Consider that when you have disagreement and conflict, you more importantly have alternatives – different ways to solve a problem, design a widget, make a decision. Having alternatives is a good thing, a great thing. Thought of this way, Baskins & Robbins is conflict – 31 choices, oh what to do. What’s often missing is the team’s skill in knowing how to deal with the conflict, how to deal with the options, how to deliberately and objectively discuss all the options and then decide.
Organizations can learn a productive, competitive way to think about and deal with conflict – an important revision to many leaders’ operating system about how they think about generating and selecting options.
In my thirty plus years working with organizations, I have seen three stages to developing the thinking around conflict and options that support effective decision making teams:
Co-exist - Unaware and undeveloped: This team spends time avoiding conflict, smoothing the edges, playing nice, but gossiping about poor accountability among teams throughout the organization. This team does not know how to turn unproductive conflict into productive business success. This team often allows one member to make the decision, to “win”, and the rest just go along with reservations. One decision with poor buy-in and support.
Cooperate - Aware but underdeveloped: This team includes members who have read and heard management gurus tell them the benefits of functional teams, good meetings, etc. These team members want to turn unproductive conflict into productive business success. But the management gurus fell short in showing them HOW to do this, and as a result the team remains hopeful but underdeveloped. This team often works to make the decision everyone agrees to and can live with, to “compromise”, and settle for a C-, tie, not-so-bad decision. The thinking in this stage produces a possibly better decision with improved buy-in and support but short of what’s available.
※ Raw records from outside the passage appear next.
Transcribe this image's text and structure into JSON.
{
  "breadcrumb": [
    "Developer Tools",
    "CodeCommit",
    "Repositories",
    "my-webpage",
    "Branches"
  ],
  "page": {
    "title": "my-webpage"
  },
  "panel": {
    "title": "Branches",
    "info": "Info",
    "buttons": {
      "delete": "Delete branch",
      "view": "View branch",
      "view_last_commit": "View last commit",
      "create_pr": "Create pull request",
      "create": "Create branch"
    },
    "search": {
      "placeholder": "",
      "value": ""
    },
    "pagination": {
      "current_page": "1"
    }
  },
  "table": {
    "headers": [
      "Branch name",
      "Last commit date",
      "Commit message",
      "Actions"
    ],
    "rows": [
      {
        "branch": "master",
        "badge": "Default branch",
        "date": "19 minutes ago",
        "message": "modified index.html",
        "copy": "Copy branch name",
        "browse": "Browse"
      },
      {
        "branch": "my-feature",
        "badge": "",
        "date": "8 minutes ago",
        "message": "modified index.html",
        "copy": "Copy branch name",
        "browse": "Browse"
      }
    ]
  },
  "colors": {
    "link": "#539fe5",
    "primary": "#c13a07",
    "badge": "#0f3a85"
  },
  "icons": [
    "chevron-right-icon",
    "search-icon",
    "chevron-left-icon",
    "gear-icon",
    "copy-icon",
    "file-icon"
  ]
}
Collaborate - Aware and developed: This team includes members who have read and heard management gurus tell them the benefits of functional teams, good meetings, etc. But significantly, these team members have had the benefit of learning HOW, with presentations like this one, to see conflict as options, AND have learned HOW to use approaches and tools that depersonalize issues and guide a team’s thinking to promote the learning necessary to turn unproductive conflict into productive business success. Here, the best idea wins. This team knows how to do the work to make a decision the team more enthusiastically supports. The thinking in this stage produces a decidedly better decision with decidedly better buy-in. Different work, corralled egos, less interpersonal angst, more data, better results, and say it, more fun.
Organizations have a powerful opportunity to change their minds about decision making teams and conflict.
It’s been said that when fish get together to talk about their problems, they don’t talk about the water. This approach helps teams learn how to talk about the water.